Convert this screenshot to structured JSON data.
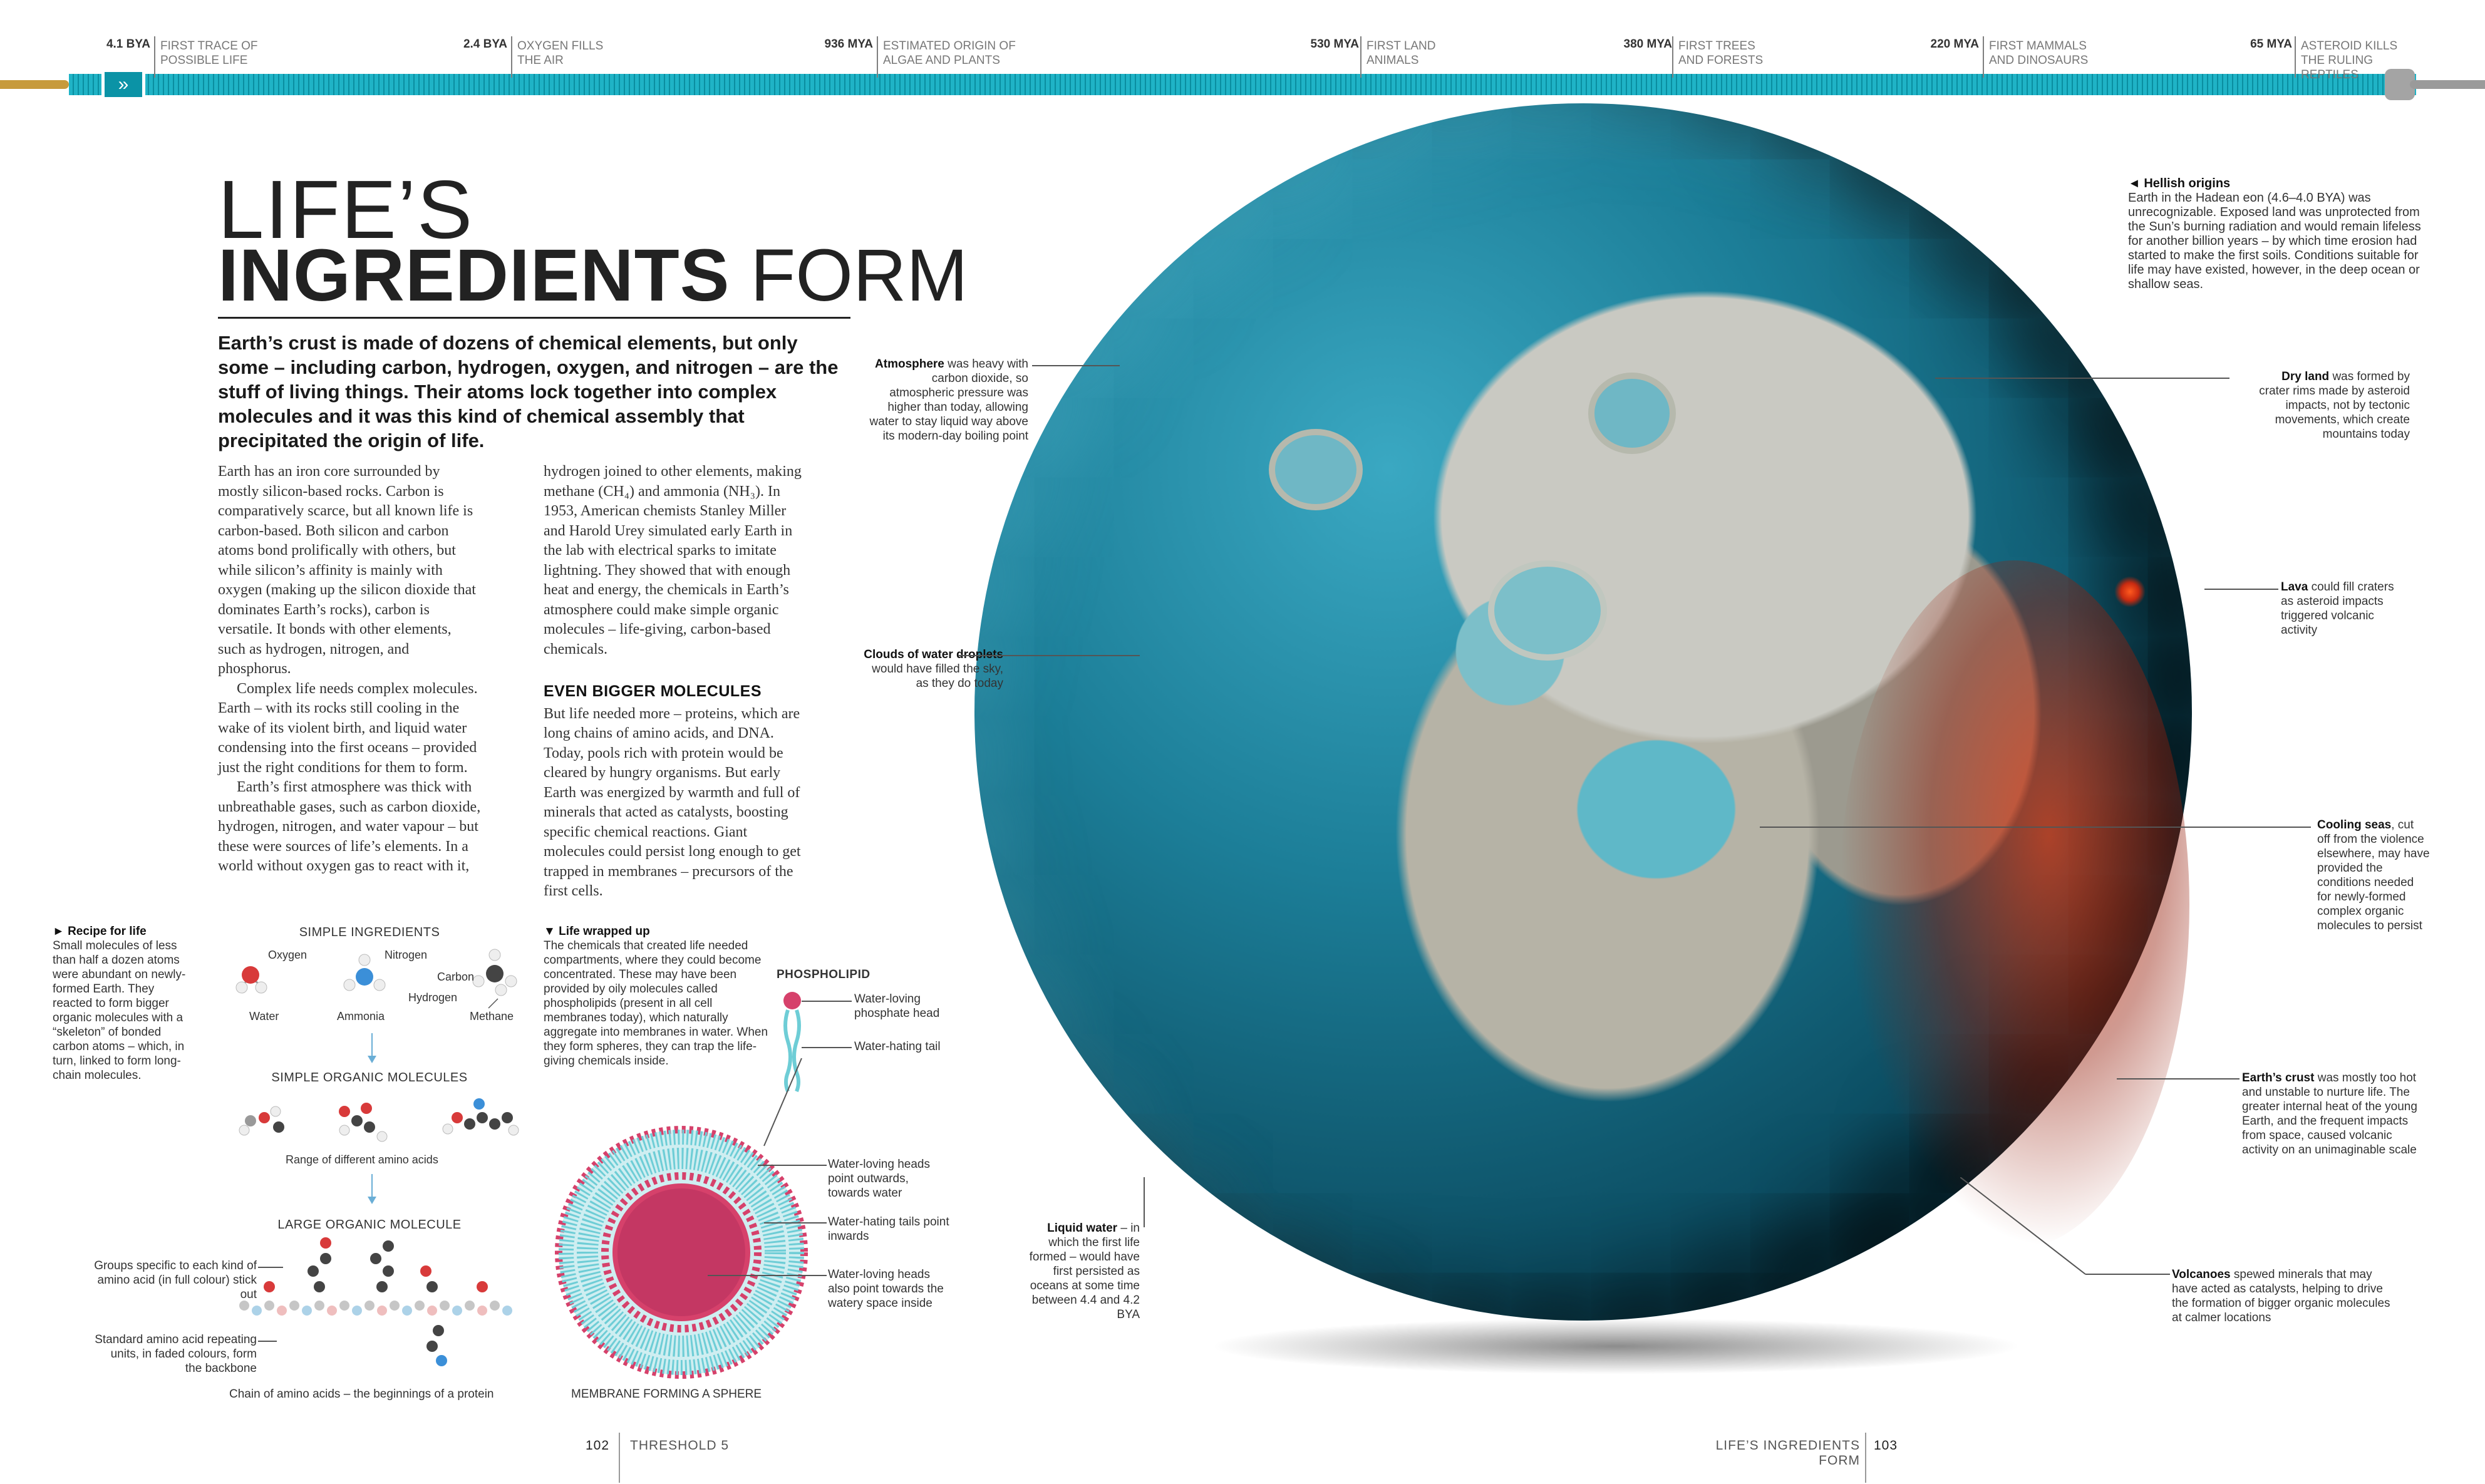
{
  "timeline": [
    {
      "date": "4.1 BYA",
      "label": "FIRST TRACE OF POSSIBLE LIFE"
    },
    {
      "date": "2.4 BYA",
      "label": "OXYGEN FILLS THE AIR"
    },
    {
      "date": "936 MYA",
      "label": "ESTIMATED ORIGIN OF ALGAE AND PLANTS"
    },
    {
      "date": "530 MYA",
      "label": "FIRST LAND ANIMALS"
    },
    {
      "date": "380 MYA",
      "label": "FIRST TREES AND FORESTS"
    },
    {
      "date": "220 MYA",
      "label": "FIRST MAMMALS AND DINOSAURS"
    },
    {
      "date": "65 MYA",
      "label": "ASTEROID KILLS THE RULING REPTILES"
    }
  ],
  "timeline_nav": "»",
  "title": {
    "line1": "LIFE’S",
    "line2_bold": "INGREDIENTS",
    "line2_light": " FORM"
  },
  "intro": "Earth’s crust is made of dozens of chemical elements, but only some – including carbon, hydrogen, oxygen, and nitrogen – are the stuff of living things. Their atoms lock together into complex molecules and it was this kind of chemical assembly that precipitated the origin of life.",
  "body": {
    "col1": [
      "Earth has an iron core surrounded by mostly silicon-based rocks. Carbon is comparatively scarce, but all known life is carbon-based. Both silicon and carbon atoms bond prolifically with others, but while silicon’s affinity is mainly with oxygen (making up the silicon dioxide that dominates Earth’s rocks), carbon is versatile. It bonds with other elements, such as hydrogen, nitrogen, and phosphorus.",
      "Complex life needs complex molecules. Earth – with its rocks still cooling in the wake of its violent birth, and liquid water condensing into the first oceans – provided just the right conditions for them to form.",
      "Earth’s first atmosphere was thick with unbreathable gases, such as carbon dioxide, hydrogen, nitrogen, and water vapour – but these were sources of life’s elements. In a world without oxygen gas to react with it,"
    ],
    "col2_p1": "hydrogen joined to other elements, making methane (CH₄) and ammonia (NH₃). In 1953, American chemists Stanley Miller and Harold Urey simulated early Earth in the lab with electrical sparks to imitate lightning. They showed that with enough heat and energy, the chemicals in Earth’s atmosphere could make simple organic molecules – life-giving, carbon-based chemicals.",
    "subhead": "EVEN BIGGER MOLECULES",
    "col2_p2": "But life needed more – proteins, which are long chains of amino acids, and DNA. Today, pools rich with protein would be cleared by hungry organisms. But early Earth was energized by warmth and full of minerals that acted as catalysts, boosting specific chemical reactions. Giant molecules could persist long enough to get trapped in membranes – precursors of the first cells."
  },
  "recipe": {
    "head": "► Recipe for life",
    "text": "Small molecules of less than half a dozen atoms were abundant on newly-formed Earth. They reacted to form bigger organic molecules with a “skeleton” of bonded carbon atoms – which, in turn, linked to form long-chain molecules."
  },
  "diagram": {
    "simple_ingredients": "SIMPLE INGREDIENTS",
    "oxygen": "Oxygen",
    "nitrogen": "Nitrogen",
    "carbon": "Carbon",
    "hydrogen": "Hydrogen",
    "water": "Water",
    "ammonia": "Ammonia",
    "methane": "Methane",
    "simple_organic": "SIMPLE ORGANIC MOLECULES",
    "range": "Range of different amino acids",
    "large_organic": "LARGE ORGANIC MOLECULE",
    "groups": "Groups specific to each kind of amino acid (in full colour) stick out",
    "standard": "Standard amino acid repeating units, in faded colours, form the backbone",
    "chain": "Chain of amino acids – the beginnings of a protein"
  },
  "wrapped": {
    "head": "▼ Life wrapped up",
    "text": "The chemicals that created life needed compartments, where they could become concentrated. These may have been provided by oily molecules called phospholipids (present in all cell membranes today), which naturally aggregate into membranes in water. When they form spheres, they can trap the life-giving chemicals inside."
  },
  "phospholipid": {
    "head": "PHOSPHOLIPID",
    "heads": "Water-loving phosphate head",
    "tail": "Water-hating tail",
    "out": "Water-loving heads point outwards, towards water",
    "in": "Water-hating tails point inwards",
    "inner": "Water-loving heads also point towards the watery space inside",
    "membrane": "MEMBRANE FORMING A SPHERE"
  },
  "earth_labels": {
    "atmosphere_b": "Atmosphere",
    "atmosphere": " was heavy with carbon dioxide, so atmospheric pressure was higher than today, allowing water to stay liquid way above its modern-day boiling point",
    "clouds_b": "Clouds of water droplets",
    "clouds": " would have filled the sky, as they do today",
    "liquid_b": "Liquid water",
    "liquid": " – in which the first life formed – would have first persisted as oceans at some time between 4.4 and 4.2 BYA",
    "hellish_head": "◄ Hellish origins",
    "hellish": "Earth in the Hadean eon (4.6–4.0 BYA) was unrecognizable. Exposed land was unprotected from the Sun’s burning radiation and would remain lifeless for another billion years – by which time erosion had started to make the first soils. Conditions suitable for life may have existed, however, in the deep ocean or shallow seas.",
    "dryland_b": "Dry land",
    "dryland": " was formed by crater rims made by asteroid impacts, not by tectonic movements, which create mountains today",
    "lava_b": "Lava",
    "lava": " could fill craters as asteroid impacts triggered volcanic activity",
    "cooling_b": "Cooling seas",
    "cooling": ", cut off from the violence elsewhere, may have provided the conditions needed for newly-formed complex organic molecules to persist",
    "crust_b": "Earth’s crust",
    "crust": " was mostly too hot and unstable to nurture life. The greater internal heat of the young Earth, and the frequent impacts from space, caused volcanic activity on an unimaginable scale",
    "volcano_b": "Volcanoes",
    "volcano": " spewed minerals that may have acted as catalysts, helping to drive the formation of bigger organic molecules at calmer locations"
  },
  "folio": {
    "left_num": "102",
    "left_label": "THRESHOLD 5",
    "right_label": "LIFE’S INGREDIENTS FORM",
    "right_num": "103"
  },
  "colors": {
    "teal": "#0a8ea0",
    "lava": "#e2401a",
    "gold": "#c79a3c"
  }
}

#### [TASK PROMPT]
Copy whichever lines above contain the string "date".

#### [SOLUTION TO THE PROBLEM]
      "date": "4.1 BYA",
      "date": "2.4 BYA",
      "date": "936 MYA",
      "date": "530 MYA",
      "date": "380 MYA",
      "date": "220 MYA",
      "date": "65 MYA",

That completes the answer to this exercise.